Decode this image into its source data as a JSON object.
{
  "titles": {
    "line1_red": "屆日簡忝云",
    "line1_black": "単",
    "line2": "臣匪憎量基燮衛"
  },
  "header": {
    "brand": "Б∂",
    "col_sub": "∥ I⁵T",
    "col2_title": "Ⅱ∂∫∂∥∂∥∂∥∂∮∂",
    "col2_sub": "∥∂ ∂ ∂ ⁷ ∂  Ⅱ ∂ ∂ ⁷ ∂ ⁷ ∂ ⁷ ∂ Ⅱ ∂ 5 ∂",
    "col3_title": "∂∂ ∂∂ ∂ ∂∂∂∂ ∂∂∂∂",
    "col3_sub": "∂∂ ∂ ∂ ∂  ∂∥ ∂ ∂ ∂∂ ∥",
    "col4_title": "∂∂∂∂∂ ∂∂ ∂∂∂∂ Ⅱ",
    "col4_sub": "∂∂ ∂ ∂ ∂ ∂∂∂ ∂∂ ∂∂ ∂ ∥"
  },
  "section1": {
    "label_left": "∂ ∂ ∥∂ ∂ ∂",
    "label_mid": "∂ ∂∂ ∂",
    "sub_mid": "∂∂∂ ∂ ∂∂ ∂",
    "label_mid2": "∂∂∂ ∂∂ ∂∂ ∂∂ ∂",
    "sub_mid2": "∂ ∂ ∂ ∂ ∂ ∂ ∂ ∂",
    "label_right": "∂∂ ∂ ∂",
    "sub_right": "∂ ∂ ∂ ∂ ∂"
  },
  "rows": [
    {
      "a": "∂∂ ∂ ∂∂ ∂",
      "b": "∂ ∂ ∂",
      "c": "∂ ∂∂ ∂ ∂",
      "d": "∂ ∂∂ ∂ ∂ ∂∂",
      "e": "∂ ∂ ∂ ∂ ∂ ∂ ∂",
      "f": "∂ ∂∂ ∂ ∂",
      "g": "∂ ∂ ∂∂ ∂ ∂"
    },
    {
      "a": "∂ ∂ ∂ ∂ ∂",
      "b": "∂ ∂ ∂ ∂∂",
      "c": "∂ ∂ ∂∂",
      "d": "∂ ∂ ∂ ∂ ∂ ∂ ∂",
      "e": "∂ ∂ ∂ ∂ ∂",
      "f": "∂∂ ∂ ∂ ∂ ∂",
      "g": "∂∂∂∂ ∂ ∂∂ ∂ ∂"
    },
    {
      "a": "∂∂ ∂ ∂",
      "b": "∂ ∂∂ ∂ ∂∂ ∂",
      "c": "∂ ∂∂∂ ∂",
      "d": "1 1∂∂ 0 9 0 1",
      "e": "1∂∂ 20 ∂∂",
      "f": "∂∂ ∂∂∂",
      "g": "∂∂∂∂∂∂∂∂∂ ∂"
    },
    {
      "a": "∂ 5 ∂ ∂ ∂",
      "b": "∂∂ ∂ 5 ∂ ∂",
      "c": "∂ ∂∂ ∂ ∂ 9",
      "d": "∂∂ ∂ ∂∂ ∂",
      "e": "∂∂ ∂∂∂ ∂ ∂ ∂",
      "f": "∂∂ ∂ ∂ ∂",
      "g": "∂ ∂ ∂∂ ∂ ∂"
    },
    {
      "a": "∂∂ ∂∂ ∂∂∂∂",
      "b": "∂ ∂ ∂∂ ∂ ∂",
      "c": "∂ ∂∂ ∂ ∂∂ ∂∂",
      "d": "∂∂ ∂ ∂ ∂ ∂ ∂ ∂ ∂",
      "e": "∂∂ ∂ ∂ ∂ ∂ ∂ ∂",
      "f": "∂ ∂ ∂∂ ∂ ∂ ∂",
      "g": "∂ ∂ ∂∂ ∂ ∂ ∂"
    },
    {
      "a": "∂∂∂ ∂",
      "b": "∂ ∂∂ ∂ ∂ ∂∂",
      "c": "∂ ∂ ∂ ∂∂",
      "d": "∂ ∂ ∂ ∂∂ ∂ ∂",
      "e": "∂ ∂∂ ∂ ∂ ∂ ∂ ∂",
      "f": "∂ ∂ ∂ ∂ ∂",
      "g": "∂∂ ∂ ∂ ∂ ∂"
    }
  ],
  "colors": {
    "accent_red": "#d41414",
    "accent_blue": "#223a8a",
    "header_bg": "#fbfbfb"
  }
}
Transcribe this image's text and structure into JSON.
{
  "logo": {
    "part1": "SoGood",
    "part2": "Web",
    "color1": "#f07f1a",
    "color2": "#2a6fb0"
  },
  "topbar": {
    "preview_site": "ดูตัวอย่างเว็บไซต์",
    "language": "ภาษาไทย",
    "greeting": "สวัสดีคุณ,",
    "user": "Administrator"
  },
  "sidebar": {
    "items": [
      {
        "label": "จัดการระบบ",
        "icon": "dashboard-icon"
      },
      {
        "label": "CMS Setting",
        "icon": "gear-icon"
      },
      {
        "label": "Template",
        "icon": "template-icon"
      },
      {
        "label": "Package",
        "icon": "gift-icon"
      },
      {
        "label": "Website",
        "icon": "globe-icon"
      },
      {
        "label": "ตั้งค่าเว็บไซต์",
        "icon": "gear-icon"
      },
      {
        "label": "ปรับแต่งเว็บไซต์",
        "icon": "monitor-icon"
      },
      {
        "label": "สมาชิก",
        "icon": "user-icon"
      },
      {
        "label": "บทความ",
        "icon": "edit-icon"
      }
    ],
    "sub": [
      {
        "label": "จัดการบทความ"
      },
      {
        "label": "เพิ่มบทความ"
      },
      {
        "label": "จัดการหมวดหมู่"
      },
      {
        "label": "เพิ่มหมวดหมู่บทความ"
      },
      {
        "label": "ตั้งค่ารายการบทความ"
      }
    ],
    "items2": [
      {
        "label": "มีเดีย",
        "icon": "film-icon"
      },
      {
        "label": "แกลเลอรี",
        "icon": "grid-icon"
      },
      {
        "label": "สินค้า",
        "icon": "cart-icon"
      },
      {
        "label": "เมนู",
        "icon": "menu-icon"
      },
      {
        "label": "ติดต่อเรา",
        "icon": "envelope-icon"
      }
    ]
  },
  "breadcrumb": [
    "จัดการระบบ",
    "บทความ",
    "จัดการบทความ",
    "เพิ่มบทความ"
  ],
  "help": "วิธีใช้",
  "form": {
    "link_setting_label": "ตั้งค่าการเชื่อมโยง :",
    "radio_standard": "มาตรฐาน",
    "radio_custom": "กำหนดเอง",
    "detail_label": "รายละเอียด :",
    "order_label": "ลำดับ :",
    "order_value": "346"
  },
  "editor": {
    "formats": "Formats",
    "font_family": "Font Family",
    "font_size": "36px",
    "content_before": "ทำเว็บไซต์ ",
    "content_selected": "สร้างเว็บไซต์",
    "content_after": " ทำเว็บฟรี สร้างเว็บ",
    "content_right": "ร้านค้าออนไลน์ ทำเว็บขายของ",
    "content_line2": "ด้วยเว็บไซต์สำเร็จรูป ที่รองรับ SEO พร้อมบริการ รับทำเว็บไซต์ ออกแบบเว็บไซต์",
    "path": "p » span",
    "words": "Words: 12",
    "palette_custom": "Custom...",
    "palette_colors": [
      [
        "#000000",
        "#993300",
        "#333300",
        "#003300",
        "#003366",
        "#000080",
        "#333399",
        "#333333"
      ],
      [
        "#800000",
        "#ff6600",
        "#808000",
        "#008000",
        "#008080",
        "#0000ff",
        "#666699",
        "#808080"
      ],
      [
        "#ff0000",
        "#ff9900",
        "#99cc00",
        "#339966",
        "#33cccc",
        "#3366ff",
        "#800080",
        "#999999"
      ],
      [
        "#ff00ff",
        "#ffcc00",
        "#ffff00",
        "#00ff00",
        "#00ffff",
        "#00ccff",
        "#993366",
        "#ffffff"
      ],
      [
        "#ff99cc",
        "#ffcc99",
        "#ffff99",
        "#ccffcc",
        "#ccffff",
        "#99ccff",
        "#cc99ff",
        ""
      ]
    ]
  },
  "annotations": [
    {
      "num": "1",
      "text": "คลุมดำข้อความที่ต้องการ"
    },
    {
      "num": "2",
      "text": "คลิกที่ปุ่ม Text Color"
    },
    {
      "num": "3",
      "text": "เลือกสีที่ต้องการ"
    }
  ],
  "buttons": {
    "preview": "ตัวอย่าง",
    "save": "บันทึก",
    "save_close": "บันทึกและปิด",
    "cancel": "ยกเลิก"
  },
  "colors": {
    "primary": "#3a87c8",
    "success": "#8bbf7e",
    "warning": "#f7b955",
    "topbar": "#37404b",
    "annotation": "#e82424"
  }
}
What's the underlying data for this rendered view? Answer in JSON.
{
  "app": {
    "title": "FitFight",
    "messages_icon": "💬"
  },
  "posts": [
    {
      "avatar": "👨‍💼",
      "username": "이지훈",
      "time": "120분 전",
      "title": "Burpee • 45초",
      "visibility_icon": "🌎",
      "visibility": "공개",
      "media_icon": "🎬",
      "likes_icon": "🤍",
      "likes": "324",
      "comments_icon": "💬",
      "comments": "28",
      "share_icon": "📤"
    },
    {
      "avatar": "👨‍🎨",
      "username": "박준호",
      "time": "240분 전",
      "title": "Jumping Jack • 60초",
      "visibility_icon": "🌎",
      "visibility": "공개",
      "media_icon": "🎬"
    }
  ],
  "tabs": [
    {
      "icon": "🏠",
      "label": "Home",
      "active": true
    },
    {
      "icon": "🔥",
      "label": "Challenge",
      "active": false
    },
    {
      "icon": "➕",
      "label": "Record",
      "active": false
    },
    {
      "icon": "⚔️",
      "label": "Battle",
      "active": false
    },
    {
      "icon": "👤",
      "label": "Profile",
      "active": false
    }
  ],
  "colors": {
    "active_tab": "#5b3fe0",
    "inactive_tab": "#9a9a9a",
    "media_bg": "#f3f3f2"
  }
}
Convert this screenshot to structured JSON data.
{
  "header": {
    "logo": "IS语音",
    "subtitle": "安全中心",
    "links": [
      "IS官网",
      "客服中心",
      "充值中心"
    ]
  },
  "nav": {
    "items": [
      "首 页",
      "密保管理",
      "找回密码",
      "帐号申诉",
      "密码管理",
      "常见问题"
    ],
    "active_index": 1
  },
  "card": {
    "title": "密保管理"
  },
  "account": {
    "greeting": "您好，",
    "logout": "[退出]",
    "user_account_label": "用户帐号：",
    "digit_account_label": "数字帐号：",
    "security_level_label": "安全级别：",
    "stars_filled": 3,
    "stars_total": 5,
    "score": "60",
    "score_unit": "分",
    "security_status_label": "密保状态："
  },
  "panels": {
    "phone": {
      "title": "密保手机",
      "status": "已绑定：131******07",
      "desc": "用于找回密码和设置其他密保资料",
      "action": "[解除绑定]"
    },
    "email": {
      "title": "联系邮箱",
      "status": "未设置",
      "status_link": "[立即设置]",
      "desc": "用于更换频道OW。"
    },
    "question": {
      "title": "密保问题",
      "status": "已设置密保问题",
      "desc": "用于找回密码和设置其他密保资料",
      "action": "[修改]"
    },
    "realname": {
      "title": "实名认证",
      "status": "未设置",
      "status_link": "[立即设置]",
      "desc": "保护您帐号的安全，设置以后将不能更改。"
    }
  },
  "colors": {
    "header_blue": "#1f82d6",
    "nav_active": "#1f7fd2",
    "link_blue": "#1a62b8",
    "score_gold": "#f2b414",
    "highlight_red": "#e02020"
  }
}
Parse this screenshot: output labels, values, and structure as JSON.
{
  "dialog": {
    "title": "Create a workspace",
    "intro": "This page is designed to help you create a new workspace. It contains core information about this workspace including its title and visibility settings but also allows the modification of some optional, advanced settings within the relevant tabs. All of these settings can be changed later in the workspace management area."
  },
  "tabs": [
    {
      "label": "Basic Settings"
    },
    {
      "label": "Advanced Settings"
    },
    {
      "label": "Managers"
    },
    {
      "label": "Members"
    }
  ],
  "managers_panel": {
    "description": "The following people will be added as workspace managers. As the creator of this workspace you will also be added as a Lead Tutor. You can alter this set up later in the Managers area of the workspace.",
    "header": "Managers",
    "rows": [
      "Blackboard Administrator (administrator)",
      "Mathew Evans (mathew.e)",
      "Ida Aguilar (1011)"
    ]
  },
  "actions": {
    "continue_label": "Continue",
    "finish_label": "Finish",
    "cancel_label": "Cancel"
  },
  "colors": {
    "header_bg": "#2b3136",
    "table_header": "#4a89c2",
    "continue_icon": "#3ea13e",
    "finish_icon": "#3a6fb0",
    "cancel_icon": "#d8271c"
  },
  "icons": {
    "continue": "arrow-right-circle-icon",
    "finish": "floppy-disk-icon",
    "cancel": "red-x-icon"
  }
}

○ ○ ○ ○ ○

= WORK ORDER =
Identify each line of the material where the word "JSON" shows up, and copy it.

= ANSWER TO THIS TASK =
Decode this image into its source data as a JSON object.
Transcribe this image's text and structure into JSON.
What's the underlying data for this rendered view? Answer in JSON.
Convert this screenshot to structured JSON data.
Parse this screenshot: output labels, values, and structure as JSON.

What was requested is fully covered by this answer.